Print Versions

  • The Poems of Mr. Gray. To which are prefixed Memoirs of his Life and Writings by W[illiam]. Mason. York: printed by A. Ward; and sold by J. Dodsley, London; and J. Todd, York, 1775, letter xxxi, section iv, 262-264
  • The Works of Thomas Gray, 2 vols. Ed. by Thomas James Mathias. London: William Bulmer, 1814, section IV, letter XXXI, vol. i, 368-370
  • The Works of Thomas Gray, 2 vols. Ed. by John Mitford. London: J. Mawman, 1816, section IV, letter LXXV, vol. ii, 312-318
  • The Letters of Thomas Gray, 2 vols. in one. London: J. Sharpe, 1819, letter CII, vol. ii, 32-38
  • The Works of Thomas Gray, 5 vols. Ed. by John Mitford. London: W. Pickering, 1835-1843, section IV, letter LXXXIII, vol. iii, 194-202
  • The Letters of Thomas Gray, including the correspondence of Gray and Mason, 3 vols. Ed. by Duncan C. Tovey. London: George Bell and Sons, 1900-12, letter no. CLXXI, vol. ii, 40-46
  • Essays and Criticisms by Thomas Gray. Ed. with Introduction and Notes by Clark Sutherland Northup. Boston and London: D. C. Heath & Co., 1911, letter excerpt, 208-211

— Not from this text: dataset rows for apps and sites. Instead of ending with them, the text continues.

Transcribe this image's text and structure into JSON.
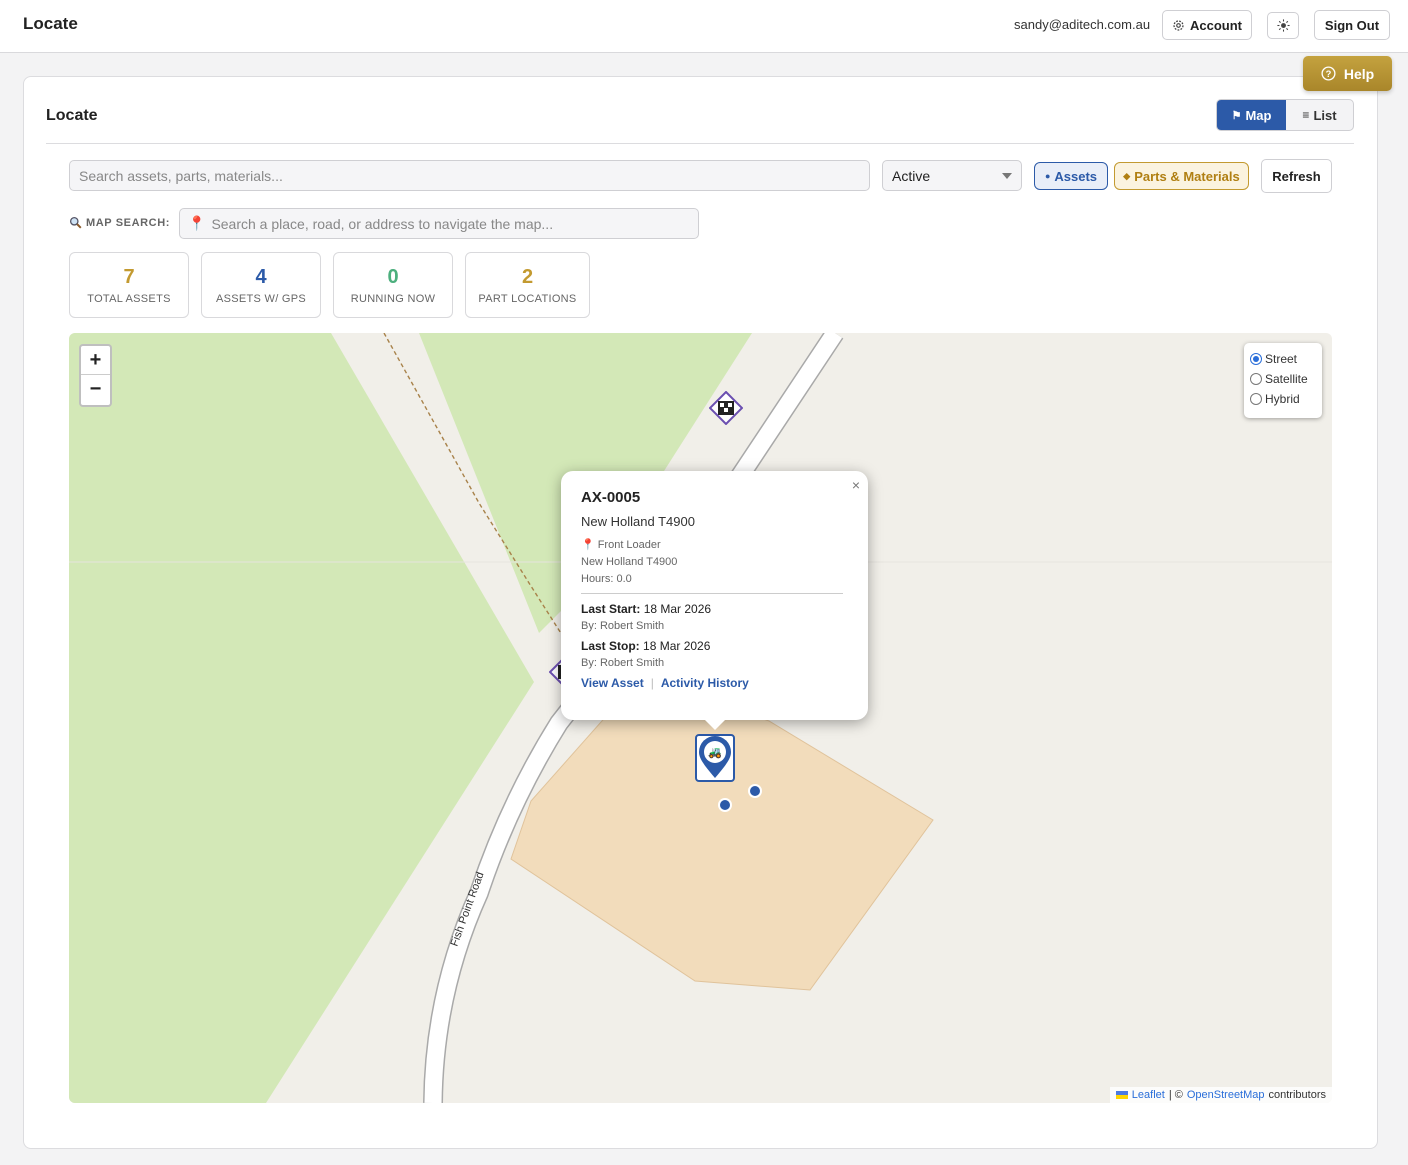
{
  "header": {
    "app_title": "Locate",
    "user_email": "sandy@aditech.com.au",
    "account_label": "Account",
    "sign_out_label": "Sign Out"
  },
  "help_label": "Help",
  "page": {
    "title": "Locate",
    "view_toggle": {
      "map_label": "Map",
      "list_label": "List",
      "active": "Map"
    }
  },
  "filters": {
    "search_placeholder": "Search assets, parts, materials...",
    "search_value": "",
    "status_value": "Active",
    "chip_assets": "Assets",
    "chip_parts": "Parts & Materials",
    "refresh_label": "Refresh",
    "map_search_label": "MAP SEARCH:",
    "map_search_placeholder": "Search a place, road, or address to navigate the map..."
  },
  "stats": [
    {
      "value": "7",
      "label": "TOTAL ASSETS",
      "color": "#c39a30"
    },
    {
      "value": "4",
      "label": "ASSETS W/ GPS",
      "color": "#2c5aa8"
    },
    {
      "value": "0",
      "label": "RUNNING NOW",
      "color": "#4caf7d"
    },
    {
      "value": "2",
      "label": "PART LOCATIONS",
      "color": "#c39a30"
    }
  ],
  "map": {
    "zoom_in": "+",
    "zoom_out": "−",
    "layers": [
      {
        "label": "Street",
        "selected": true
      },
      {
        "label": "Satellite",
        "selected": false
      },
      {
        "label": "Hybrid",
        "selected": false
      }
    ],
    "road_label": "Fish Point Road",
    "attribution": {
      "leaflet": "Leaflet",
      "separator": "| ©",
      "osm": "OpenStreetMap",
      "suffix": "contributors"
    },
    "colors": {
      "land": "#f1efe9",
      "park": "#d3e8b7",
      "farm": "#f2dcbb",
      "road": "#ffffff",
      "marker": "#2c5aa8",
      "part_marker": "#6b4fb0"
    }
  },
  "popup": {
    "asset_id": "AX-0005",
    "model": "New Holland T4900",
    "type": "Front Loader",
    "model_line": "New Holland T4900",
    "hours": "Hours: 0.0",
    "last_start_label": "Last Start:",
    "last_start_value": "18 Mar 2026",
    "last_start_by": "By: Robert Smith",
    "last_stop_label": "Last Stop:",
    "last_stop_value": "18 Mar 2026",
    "last_stop_by": "By: Robert Smith",
    "link_view": "View Asset",
    "link_history": "Activity History",
    "close": "×"
  }
}
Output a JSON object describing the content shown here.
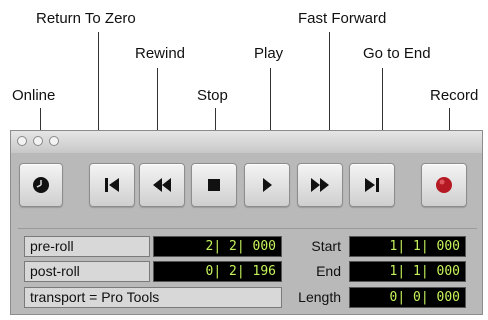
{
  "callouts": {
    "return_to_zero": "Return To Zero",
    "fast_forward": "Fast Forward",
    "rewind": "Rewind",
    "play": "Play",
    "go_to_end": "Go to End",
    "online": "Online",
    "stop": "Stop",
    "record": "Record"
  },
  "transport": {
    "buttons": [
      {
        "name": "online-button",
        "icon": "clock-icon"
      },
      {
        "name": "return-to-zero-button",
        "icon": "return-to-zero-icon"
      },
      {
        "name": "rewind-button",
        "icon": "rewind-icon"
      },
      {
        "name": "stop-button",
        "icon": "stop-icon"
      },
      {
        "name": "play-button",
        "icon": "play-icon"
      },
      {
        "name": "fast-forward-button",
        "icon": "fast-forward-icon"
      },
      {
        "name": "go-to-end-button",
        "icon": "go-to-end-icon"
      },
      {
        "name": "record-button",
        "icon": "record-icon"
      }
    ],
    "pre_roll_label": "pre-roll",
    "pre_roll_value": "2| 2| 000",
    "post_roll_label": "post-roll",
    "post_roll_value": "0| 2| 196",
    "transport_source": "transport = Pro Tools",
    "start_label": "Start",
    "start_value": "1| 1| 000",
    "end_label": "End",
    "end_value": "1| 1| 000",
    "length_label": "Length",
    "length_value": "0| 0| 000"
  },
  "colors": {
    "counter_text": "#c5f35b",
    "record": "#b51a24"
  }
}
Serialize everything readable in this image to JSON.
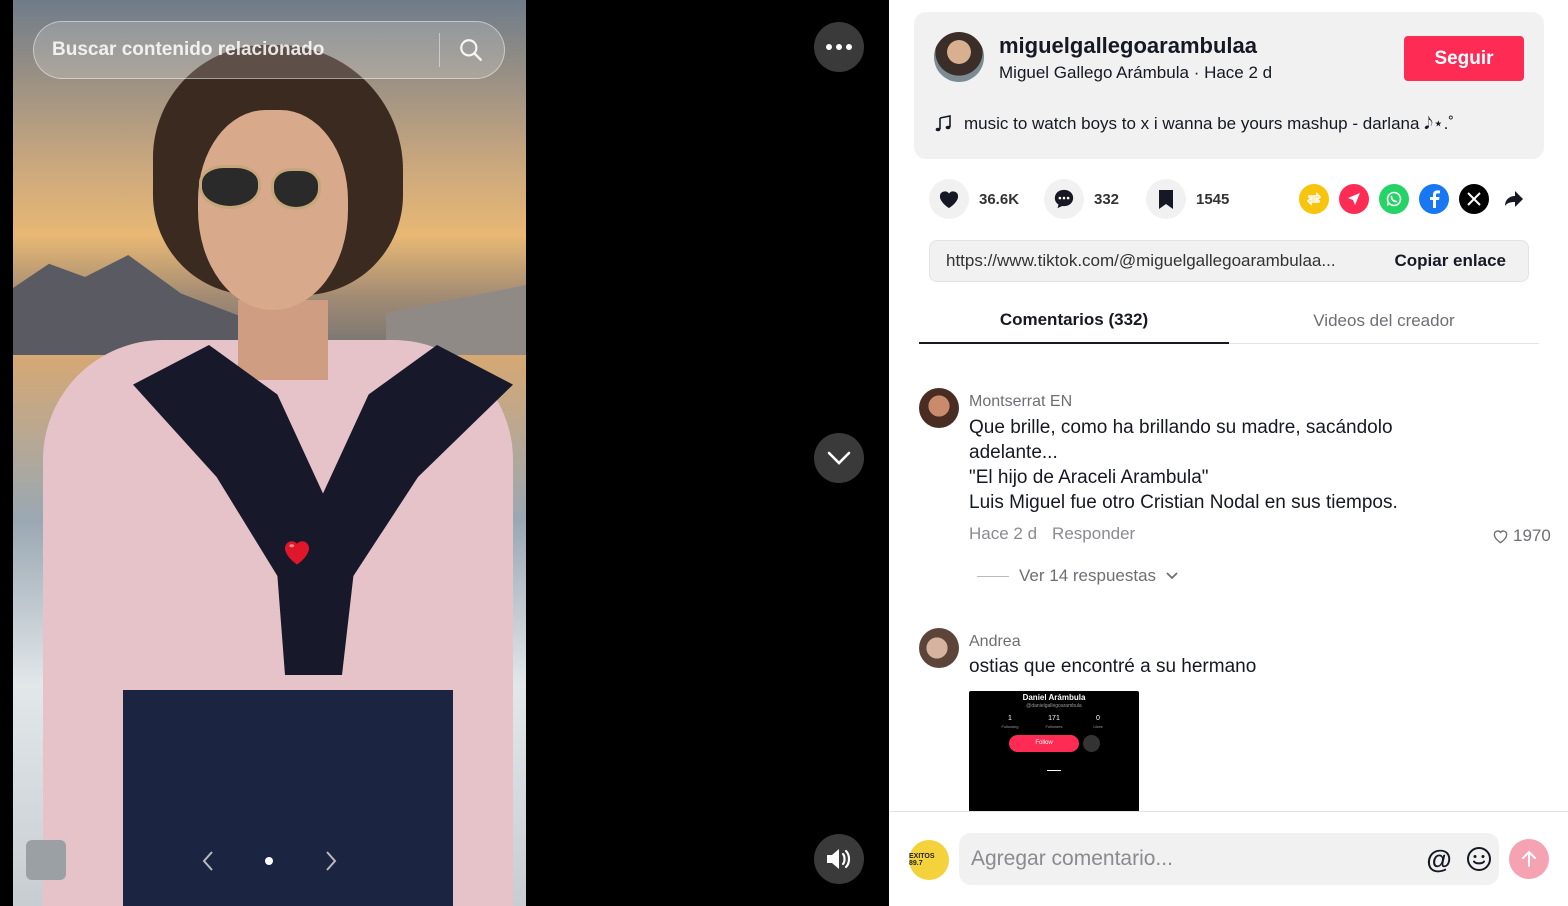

  • Correspondence of Thomas Gray, 3 vols. Ed. by the late Paget Toynbee and Leonard Whibley, with corrections and additions by H. W. Starr. Oxford: Clarendon Press, 1971 [1st ed. 1935], letter no. 276, vol. ii, 582-583